In 1859, John Stuart Mill explained why freedom of opinion was good for society.
“First, if any opinion is compelled to silence, that opinion may, for aught we can certainly know, be true. To deny this is to assume our own infallibility.
Secondly, though the silenced opinion be in error, it may, and very commonly does, contain a portion of the truth; and since the general or prevailing opinion on any subject is rarely or never the whole truth, it is only by the collision of adverse opinions that the reminder of the truth has any chances of being supplied.

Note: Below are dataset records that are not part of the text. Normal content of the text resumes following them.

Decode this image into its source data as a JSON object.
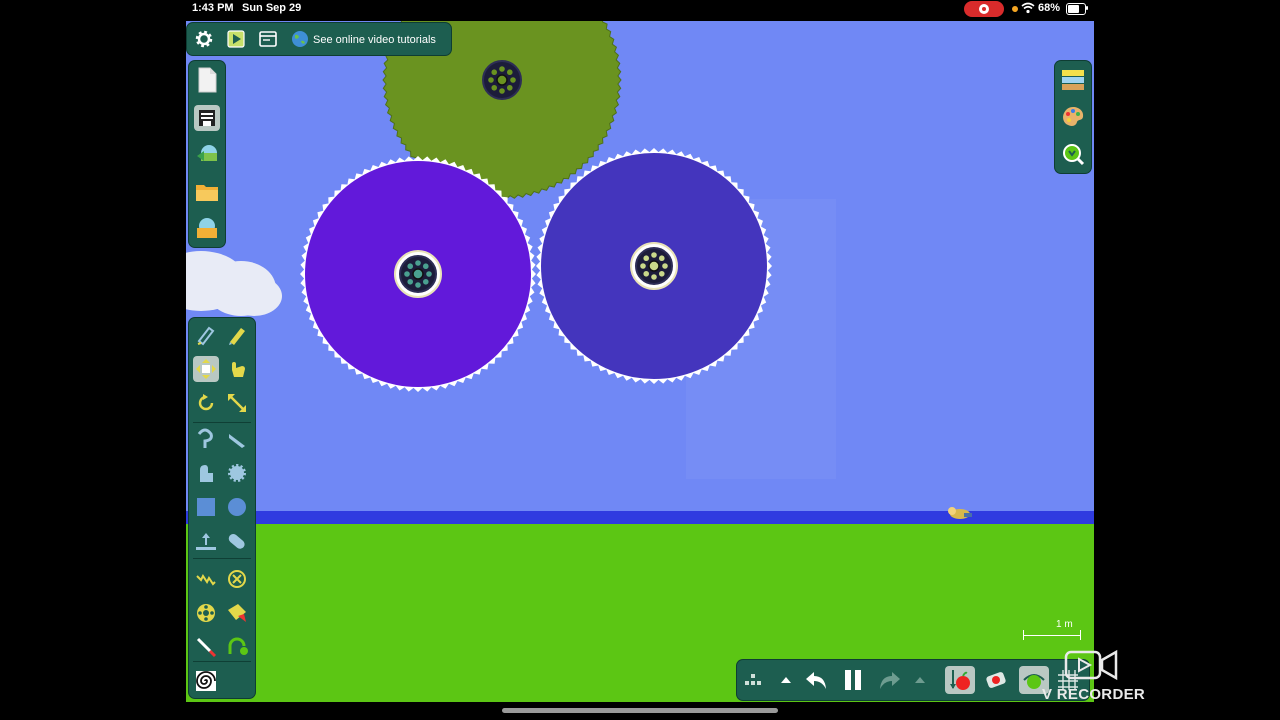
{
  "status_bar": {
    "time": "1:43 PM",
    "date": "Sun Sep 29",
    "battery": "68%",
    "battery_level": 0.68
  },
  "top_toolbar": {
    "tutorial_label": "See online video tutorials",
    "icons": [
      "gear-icon",
      "play-scene-icon",
      "window-icon",
      "globe-icon"
    ]
  },
  "file_toolbar": {
    "icons": [
      "new-document-icon",
      "save-icon",
      "open-scene-icon",
      "folder-icon",
      "browse-scenes-icon"
    ]
  },
  "right_toolbar": {
    "icons": [
      "background-icon",
      "palette-icon",
      "zoom-icon"
    ]
  },
  "tools": [
    {
      "name": "sketch-tool",
      "icon": "pencil-hand-icon"
    },
    {
      "name": "pencil-tool",
      "icon": "pencil-icon"
    },
    {
      "name": "move-tool",
      "icon": "move-arrows-icon",
      "selected": true
    },
    {
      "name": "drag-tool",
      "icon": "hand-icon"
    },
    {
      "name": "rotate-tool",
      "icon": "rotate-icon"
    },
    {
      "name": "scale-tool",
      "icon": "scale-arrows-icon"
    },
    {
      "name": "rope-tool",
      "icon": "rope-icon"
    },
    {
      "name": "knife-tool",
      "icon": "knife-icon"
    },
    {
      "name": "brush-tool",
      "icon": "brush-icon"
    },
    {
      "name": "gear-tool",
      "icon": "gear-shape-icon"
    },
    {
      "name": "box-tool",
      "icon": "square-icon"
    },
    {
      "name": "circle-tool",
      "icon": "circle-icon"
    },
    {
      "name": "plane-tool",
      "icon": "plane-icon"
    },
    {
      "name": "polygon-tool",
      "icon": "capsule-icon"
    },
    {
      "name": "spring-tool",
      "icon": "spring-icon"
    },
    {
      "name": "fixate-tool",
      "icon": "fixate-icon"
    },
    {
      "name": "axle-tool",
      "icon": "axle-icon"
    },
    {
      "name": "thruster-tool",
      "icon": "thruster-icon"
    },
    {
      "name": "laser-tool",
      "icon": "laser-icon"
    },
    {
      "name": "hinge-tool",
      "icon": "hinge-icon"
    },
    {
      "name": "tracer-tool",
      "icon": "spiral-icon"
    }
  ],
  "bottom_toolbar": {
    "icons": [
      "grid-icon",
      "chevron-up-icon",
      "undo-icon",
      "pause-icon",
      "redo-icon",
      "chevron-up-icon",
      "gravity-icon",
      "air-friction-icon",
      "camera-follow-icon",
      "grid-snap-icon"
    ]
  },
  "scene": {
    "gears": [
      {
        "name": "olive-gear",
        "color": "#6a9320"
      },
      {
        "name": "purple-gear",
        "color": "#6219da"
      },
      {
        "name": "indigo-gear",
        "color": "#4435bd"
      }
    ],
    "sky_color": "#7088f5",
    "ground_color": "#5cc614"
  },
  "scale_label": "1 m",
  "watermark": {
    "text": "V RECORDER"
  }
}
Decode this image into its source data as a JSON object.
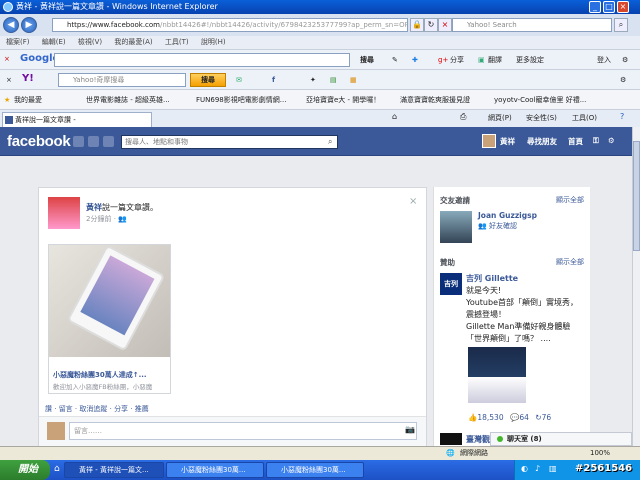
{
  "window": {
    "title": "黃祥 - 黃祥說一篇文章讚 - Windows Internet Explorer"
  },
  "address": {
    "url_main": "https://www.facebook.com",
    "url_rest": "/nbbt14426#!/nbbt14426/activity/679842325377799?ap_perm_sn=OPEN_OR",
    "search_placeholder": "Yahoo! Search"
  },
  "menu": [
    "檔案(F)",
    "編輯(E)",
    "檢視(V)",
    "我的最愛(A)",
    "工具(T)",
    "說明(H)"
  ],
  "google_bar": {
    "logo": "Google",
    "search_btn": "搜尋",
    "share": "分享",
    "translate": "翻譯",
    "more": "更多設定",
    "login": "登入"
  },
  "yahoo_bar": {
    "placeholder": "Yahoo!奇摩搜尋",
    "search_btn": "搜尋"
  },
  "favorites": {
    "label": "我的最愛",
    "items": [
      "世界電影雜誌 - 超級英雄...",
      "FUN698影視吧電影劇情網...",
      "亞培寶寶e大 - 開學囉！",
      "滿意寶寶乾爽服援見證",
      "yoyotv-Cool寵幸億里 好禮..."
    ]
  },
  "tab": {
    "label": "黃祥說一篇文章讚 -"
  },
  "ie_tools": {
    "page": "網頁(P)",
    "safety": "安全性(S)",
    "tools": "工具(O)"
  },
  "fb": {
    "logo": "facebook",
    "search_placeholder": "搜尋人、地點和事物",
    "nav": {
      "user": "黃祥",
      "find": "尋找朋友",
      "home": "首頁"
    },
    "post": {
      "author": "黃祥",
      "action": "說一篇文章讚。",
      "time": "2分鐘前",
      "link_title": "小惡魔粉絲團30萬人達成↑...",
      "link_desc": "歡迎加入小惡魔FB粉絲團，小惡魔",
      "actions": {
        "like": "讚",
        "comment": "留言",
        "unfollow": "取消追蹤",
        "share": "分享",
        "promote": "推薦"
      },
      "comment_placeholder": "留言……"
    },
    "right": {
      "requests_title": "交友邀請",
      "see_all": "顯示全部",
      "friend_name": "Joan Guzzigsp",
      "friend_confirm": "好友確認",
      "sponsored_title": "贊助",
      "ad_see_all": "顯示全部",
      "ad_brand": "吉列 Gillette",
      "ad_logo": "吉列",
      "ad_text": [
        "就是今天!",
        "Youtube首部「顛倒」實境秀，震撼登場！",
        "Gillette Man準備好親身體驗「世界顛倒」了嗎？ ...."
      ],
      "ad_likes": "18,530",
      "ad_comments": "64",
      "ad_shares": "76",
      "next_ad": "臺灣觀"
    },
    "chat": "聊天室 (8)"
  },
  "status": {
    "zone": "網際網路",
    "zoom": "100%"
  },
  "taskbar": {
    "start": "開始",
    "tasks": [
      "黃祥 - 黃祥說一篇文...",
      "小惡魔粉絲團30萬...",
      "小惡魔粉絲團30萬..."
    ],
    "watermark": "#2561546"
  },
  "colors": {
    "fb_blue": "#3b5998",
    "xp_blue": "#245edb",
    "ie_chrome": "#dde6f4"
  }
}
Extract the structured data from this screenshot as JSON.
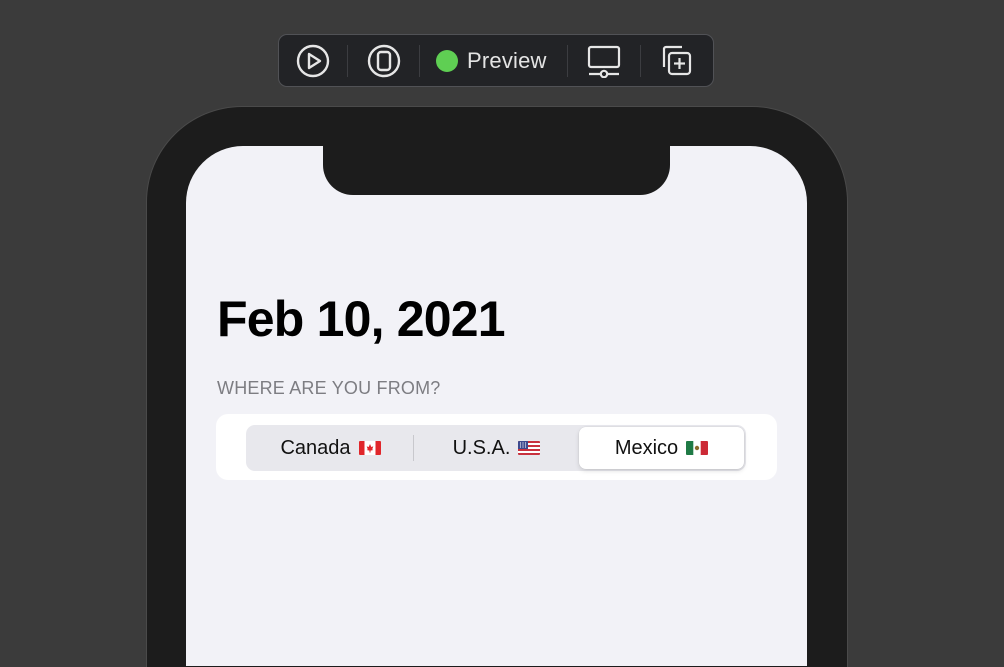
{
  "toolbar": {
    "live_icon": "play-circle-icon",
    "selectable_icon": "selectable-device-icon",
    "preview_label": "Preview",
    "preview_status_color": "#5fcf53",
    "device_settings_icon": "device-settings-icon",
    "duplicate_icon": "duplicate-preview-icon"
  },
  "screen": {
    "title": "Feb 10, 2021",
    "section_header": "WHERE ARE YOU FROM?",
    "picker": {
      "options": [
        {
          "label": "Canada",
          "flag": "canada-flag-icon"
        },
        {
          "label": "U.S.A.",
          "flag": "usa-flag-icon"
        },
        {
          "label": "Mexico",
          "flag": "mexico-flag-icon"
        }
      ],
      "selected": "Mexico"
    }
  }
}
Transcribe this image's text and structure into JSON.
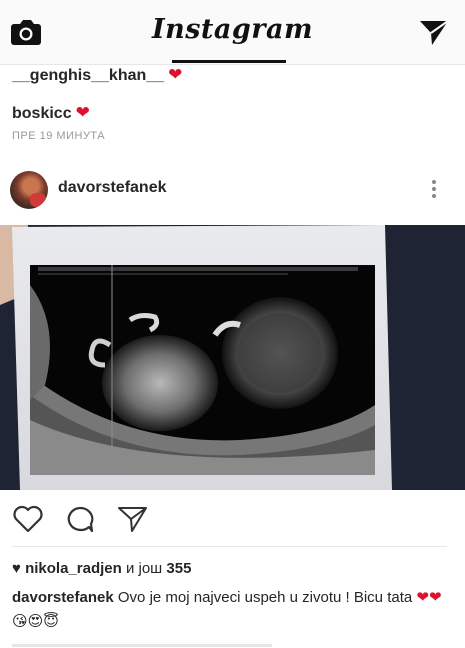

Thirdly, even if the received opinion be not only true, but the whole truth; unless it is suffered to be, and actually is, vigorously and earnestly contested, it will, by most of those who receive it be held in the manner of prejudice, with little comprehension or feeling of its rational grounds.”